Your job is to write out each record precisely as it stands.

⟨

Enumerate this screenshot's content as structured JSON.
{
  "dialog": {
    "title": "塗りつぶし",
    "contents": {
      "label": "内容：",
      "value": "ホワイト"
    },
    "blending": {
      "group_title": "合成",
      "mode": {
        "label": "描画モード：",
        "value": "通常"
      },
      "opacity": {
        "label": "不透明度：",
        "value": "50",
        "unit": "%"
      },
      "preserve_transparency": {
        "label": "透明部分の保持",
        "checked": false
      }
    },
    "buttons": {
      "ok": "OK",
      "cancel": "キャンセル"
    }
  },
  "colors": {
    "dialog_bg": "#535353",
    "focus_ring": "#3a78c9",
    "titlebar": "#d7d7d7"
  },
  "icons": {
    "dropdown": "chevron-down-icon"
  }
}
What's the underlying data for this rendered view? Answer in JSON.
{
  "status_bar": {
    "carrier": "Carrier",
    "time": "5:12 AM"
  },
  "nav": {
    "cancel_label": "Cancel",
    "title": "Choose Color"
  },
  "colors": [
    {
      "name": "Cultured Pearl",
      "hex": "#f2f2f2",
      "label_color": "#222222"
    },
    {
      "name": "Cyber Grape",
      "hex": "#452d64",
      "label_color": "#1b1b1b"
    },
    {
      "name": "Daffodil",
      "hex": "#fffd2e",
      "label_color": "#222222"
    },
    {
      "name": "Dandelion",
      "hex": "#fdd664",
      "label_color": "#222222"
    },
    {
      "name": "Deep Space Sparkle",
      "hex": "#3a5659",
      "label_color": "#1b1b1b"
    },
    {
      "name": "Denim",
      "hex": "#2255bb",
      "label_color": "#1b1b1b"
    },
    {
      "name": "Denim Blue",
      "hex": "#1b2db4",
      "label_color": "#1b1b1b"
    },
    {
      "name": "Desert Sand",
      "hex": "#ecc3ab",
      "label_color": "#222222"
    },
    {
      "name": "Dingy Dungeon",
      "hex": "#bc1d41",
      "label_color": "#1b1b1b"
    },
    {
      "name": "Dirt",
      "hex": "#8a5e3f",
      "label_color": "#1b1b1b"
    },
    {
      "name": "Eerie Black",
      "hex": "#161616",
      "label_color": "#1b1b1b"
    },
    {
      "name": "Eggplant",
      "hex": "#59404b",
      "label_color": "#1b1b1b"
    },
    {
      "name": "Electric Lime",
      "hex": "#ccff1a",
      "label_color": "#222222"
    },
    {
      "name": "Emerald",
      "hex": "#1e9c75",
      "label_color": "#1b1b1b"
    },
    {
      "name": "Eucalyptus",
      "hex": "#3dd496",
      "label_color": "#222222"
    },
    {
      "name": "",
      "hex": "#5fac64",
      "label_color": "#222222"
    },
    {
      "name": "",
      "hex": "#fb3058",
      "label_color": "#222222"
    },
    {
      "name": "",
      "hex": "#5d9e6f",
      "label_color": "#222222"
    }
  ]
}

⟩

▶ Written response:
Enumerate this screenshot's content as structured JSON.
{
  "dialog": {
    "title": "塗りつぶし",
    "contents": {
      "label": "内容：",
      "value": "ホワイト"
    },
    "blending": {
      "group_title": "合成",
      "mode": {
        "label": "描画モード：",
        "value": "通常"
      },
      "opacity": {
        "label": "不透明度：",
        "value": "50",
        "unit": "%"
      },
      "preserve_transparency": {
        "label": "透明部分の保持",
        "checked": false
      }
    },
    "buttons": {
      "ok": "OK",
      "cancel": "キャンセル"
    }
  },
  "colors": {
    "dialog_bg": "#535353",
    "focus_ring": "#3a78c9",
    "titlebar": "#d7d7d7"
  },
  "icons": {
    "dropdown": "chevron-down-icon"
  }
}
What's the underlying data for this rendered view? Answer in JSON.
{
  "status_bar": {
    "carrier": "Carrier",
    "time": "5:12 AM"
  },
  "nav": {
    "cancel_label": "Cancel",
    "title": "Choose Color"
  },
  "colors": [
    {
      "name": "Cultured Pearl",
      "hex": "#f2f2f2",
      "label_color": "#222222"
    },
    {
      "name": "Cyber Grape",
      "hex": "#452d64",
      "label_color": "#1b1b1b"
    },
    {
      "name": "Daffodil",
      "hex": "#fffd2e",
      "label_color": "#222222"
    },
    {
      "name": "Dandelion",
      "hex": "#fdd664",
      "label_color": "#222222"
    },
    {
      "name": "Deep Space Sparkle",
      "hex": "#3a5659",
      "label_color": "#1b1b1b"
    },
    {
      "name": "Denim",
      "hex": "#2255bb",
      "label_color": "#1b1b1b"
    },
    {
      "name": "Denim Blue",
      "hex": "#1b2db4",
      "label_color": "#1b1b1b"
    },
    {
      "name": "Desert Sand",
      "hex": "#ecc3ab",
      "label_color": "#222222"
    },
    {
      "name": "Dingy Dungeon",
      "hex": "#bc1d41",
      "label_color": "#1b1b1b"
    },
    {
      "name": "Dirt",
      "hex": "#8a5e3f",
      "label_color": "#1b1b1b"
    },
    {
      "name": "Eerie Black",
      "hex": "#161616",
      "label_color": "#1b1b1b"
    },
    {
      "name": "Eggplant",
      "hex": "#59404b",
      "label_color": "#1b1b1b"
    },
    {
      "name": "Electric Lime",
      "hex": "#ccff1a",
      "label_color": "#222222"
    },
    {
      "name": "Emerald",
      "hex": "#1e9c75",
      "label_color": "#1b1b1b"
    },
    {
      "name": "Eucalyptus",
      "hex": "#3dd496",
      "label_color": "#222222"
    },
    {
      "name": "",
      "hex": "#5fac64",
      "label_color": "#222222"
    },
    {
      "name": "",
      "hex": "#fb3058",
      "label_color": "#222222"
    },
    {
      "name": "",
      "hex": "#5d9e6f",
      "label_color": "#222222"
    }
  ]
}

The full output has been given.